which are chewed as a stimulant across the Horn of Africa.
The elderly man said he expected the police would at least
mount more raids to round up illegal immigrants and suspected
Groups of Somali men talked in hushed tones and at one
electronics shop, the owner changed channel to switch from the
live coverage of the mall assault drama to a tennis match.
"I don't think those people who attacked the mall are true
Muslims. Islam does not support killing of the innocent. Anyone
who kills an innocent person has killed humanity," said a woman
in her 40s who would only gave her first name, Zuleka.
She said she had lived in Kenya for more than a decade, one
of thousands of ethnic Somalis who have fled years of war and
turmoil to seek a better life in east Africa's biggest economy.
A shoe seller who declined to give his name said the
Westgate mall raiders were bringing Somalia's war to Kenya. "The
reason we're here is because of such people who have invaded our
country (Somalia)," he told Reuters.
"Now they're coming here to make our lives miserable."
There are also concerns Saturday's attack will badly dent
tourism and investment in Kenya.
"This will be bad for business here. Some of the shops here
will have to close," said Farrah Abdi, an 19-year-old ethnic
Somali and a mobile phone shop attendant in Eastleigh. He said
he was born there and had never been to Somalia.
"I consider myself more of a Kenyan ... My whole life is
The Supreme Council of Kenya Muslims condemned the raid on
the mall as a "heinous terror attack" and called for Kenyans not
to divide along sectarian lines.
Somalia's ambassador, Mohamed Ali Nur, appealed to Kenyans
not to target Somalis. He told Citizen TV he was about to attend
a funeral of the wife of a Somali killed in the mall attack.
"Here in Kenya we have Somali citizens who live here, as
refugees, business people, students. We do not want them to be
harmed in anyway ... I want to repeat that Kenya and Somalia are
together in this, we should not be separated," he said.
"WE HAVE SEEN THE DEVIL"
Muslims make up barely 11 percent of Kenya's 40-million
strong population which is made up of a patchwork of ethnic
But Islam has long been the predominant religion along its
eastern coast - and there have been sporadic outbursts of
sectarian violence in the port city of Mombasa.
There have been attacks against Christian churches and
police, some blamed on an outlawed coastal group, the Mombasa
Republican Council (MRC), which wants to secede from Kenya.
Coastal Muslims complain that they have lost land and jobs
to settlers from inland, while seeing little of the wealth
generated by tourism on their beaches and traffic at their port,
which serves most of east and central Africa.
Police trucks filled with armed officers patrolled major
Mombasa streets on Sunday, while local politicians and religious
leaders appealed for Kenyans of all faiths to stay calm.
"This is an attempt to drive a wedge between Muslims and
other religious groups in Kenya, but we want to tell those
terrorists that we are brighter and aware of their intentions,
and that we will not succumb," Mombasa senator Hassan Omar said.
Anglican Bishop Julius Kalu, speaking during a Sunday
service in Mombasa, called for unity and prayers.
"We have seen the devil in his true colours.
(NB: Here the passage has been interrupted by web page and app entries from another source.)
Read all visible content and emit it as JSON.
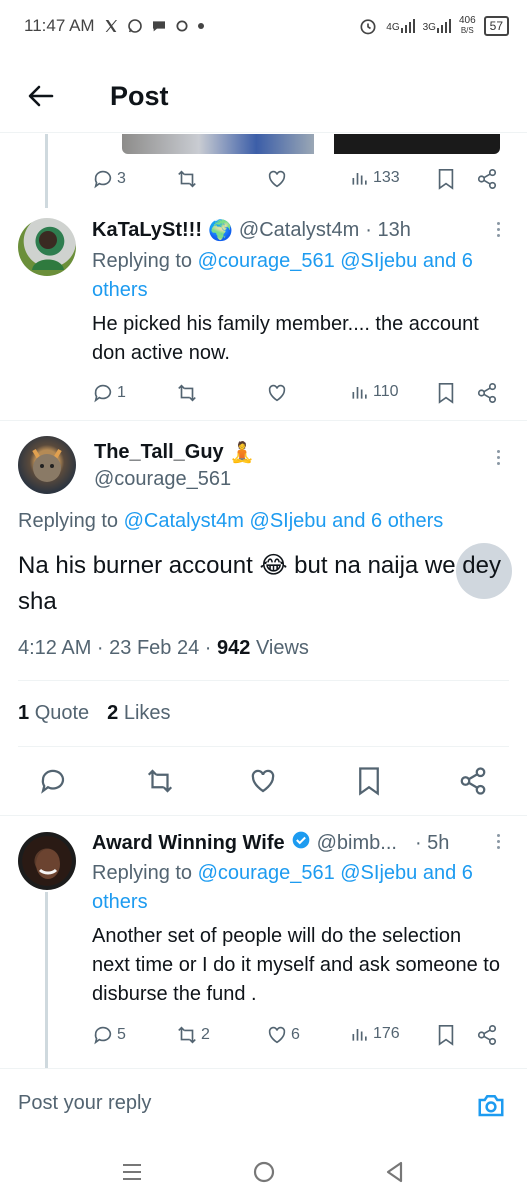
{
  "status_bar": {
    "time": "11:47 AM",
    "left_icons": [
      "x-logo-icon",
      "whatsapp-icon",
      "chat-bubble-icon",
      "circle-icon",
      "dot-icon"
    ],
    "network_1": "4G",
    "network_2": "3G",
    "net_speed_value": "406",
    "net_speed_unit": "B/S",
    "battery": "57"
  },
  "header": {
    "title": "Post"
  },
  "top_tweet_actions": {
    "replies": "3",
    "retweets": "",
    "likes": "",
    "views": "133"
  },
  "reply1": {
    "name": "KaTaLySt!!!",
    "name_emoji": "🌍",
    "handle": "@Catalyst4m",
    "time": "· 13h",
    "replying_prefix": "Replying to",
    "replying_mentions": "@courage_561 @SIjebu and 6 others",
    "text": "He picked his family member.... the account don active now.",
    "replies": "1",
    "views": "110"
  },
  "main_tweet": {
    "name": "The_Tall_Guy",
    "name_emoji": "🧘",
    "handle": "@courage_561",
    "replying_prefix": "Replying to",
    "replying_mentions": "@Catalyst4m @SIjebu and 6 others",
    "text": "Na his burner account 😂 but na naija we dey sha",
    "timestamp": "4:12 AM · 23 Feb 24 ·",
    "views_count": "942",
    "views_label": "Views",
    "quotes_count": "1",
    "quotes_label": "Quote",
    "likes_count": "2",
    "likes_label": "Likes"
  },
  "reply2": {
    "name": "Award Winning Wife",
    "handle": "@bimb...",
    "time": "· 5h",
    "replying_prefix": "Replying to",
    "replying_mentions": "@courage_561 @SIjebu and 6 others",
    "text": "Another set of people will do the selection next time or I do it myself and ask someone to disburse the fund .",
    "replies": "5",
    "retweets": "2",
    "likes": "6",
    "views": "176"
  },
  "composer": {
    "placeholder": "Post your reply"
  },
  "colors": {
    "accent": "#1d9bf0",
    "text_primary": "#0f1419",
    "text_secondary": "#536471",
    "divider": "#eff3f4"
  }
}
Our faith as
Kenyans has been tested," he said. "Let us unite as a Kenyan
family in this grief, regardless of our religious affiliations."